It's around 7pm on a Tuesday in late February, or 'Day 1', and there are two small boys in our bathroom, dressed in robot pyjamas, brushing their teeth. They are, more or less, complete strangers to me. And they'll be here forever.
This is the prickly paradox at the heart of the adoption process. They are 'your' children, you have been trusted with caring for them indefinitely and they look upon you with the expectation any child might have of his or her parent – yet you are aliens to one another.
Just a fortnight before, after the kind people of our Matching Panel had given it all the green light, the four-year-olds were handed two little books containing photos of their new mum and dad and their future home, far away. They were told by grown-ups that the dreams the boys didn't know they had would soon be coming true, that this lady and man would be their 'new mummy and daddy' and that they’d be meeting them soon. The boys, of course, as kids do, just accepted this as fact even though, by and large, grown-ups have done nothing but let them down the whole of their remarkable little lives.
And, then, before anyone really has time to do anything, they're here. Don't think that this shock, this reality check, was due to any lack of preparation. It is not always the case, I'm sure, but our agency and the boys' social care team seemed to miss nothing in preparing us for the adoption. No stone was left unturned. The reality, however, is something that no other experience in life can ready you for. We studied, we read, we listened and talked and talked. Then we decorated two bedrooms and bought a few toys.

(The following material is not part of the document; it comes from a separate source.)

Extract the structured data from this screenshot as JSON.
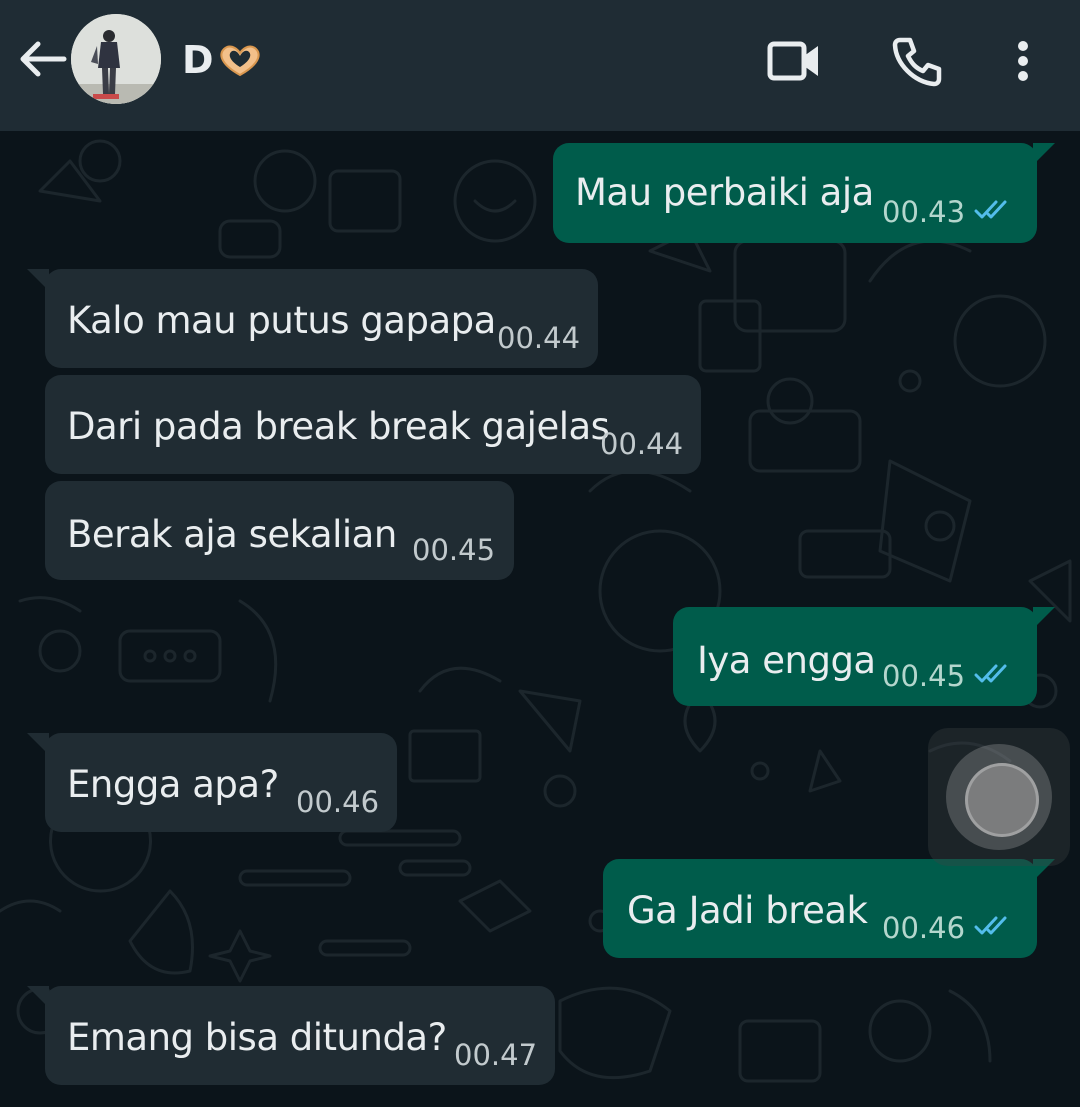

We invested emotionally and physically.
As the lads brushed their teeth that night, on the mantelpiece downstairs sat a half-dozen kind (and very welcome) cards carrying heartfelt and well-intended messages of love and excitement. 'You've got your family now!', 'You all must be soooo excited!!'. The truth is, we hadn't got our family yet. We had four people and some cards.
There are many touching tales of love-at-first-sight adoptions and I don't doubt their veracity for a moment but, for us, it wasn't like this. We liked the boys straight away, of course, and felt confident that love would inevitably follow, as it has. But, in those early days, there was just function and regulation – management, really. No one likes to speak in those terms but, if you're readying yourself for adoption, be prepared.
Long after those robot pyjamas have been replaced (they grow so quickly) these boys, our boys, are loved perhaps more than they have ever been by anyone. It is a happy ending of sorts but the penultimate chapter was by far the hardest. Just make sure you read to the end.
For more information about adoption, please visit the main BAAF website. For more stories about adoption, check out our online bookstore.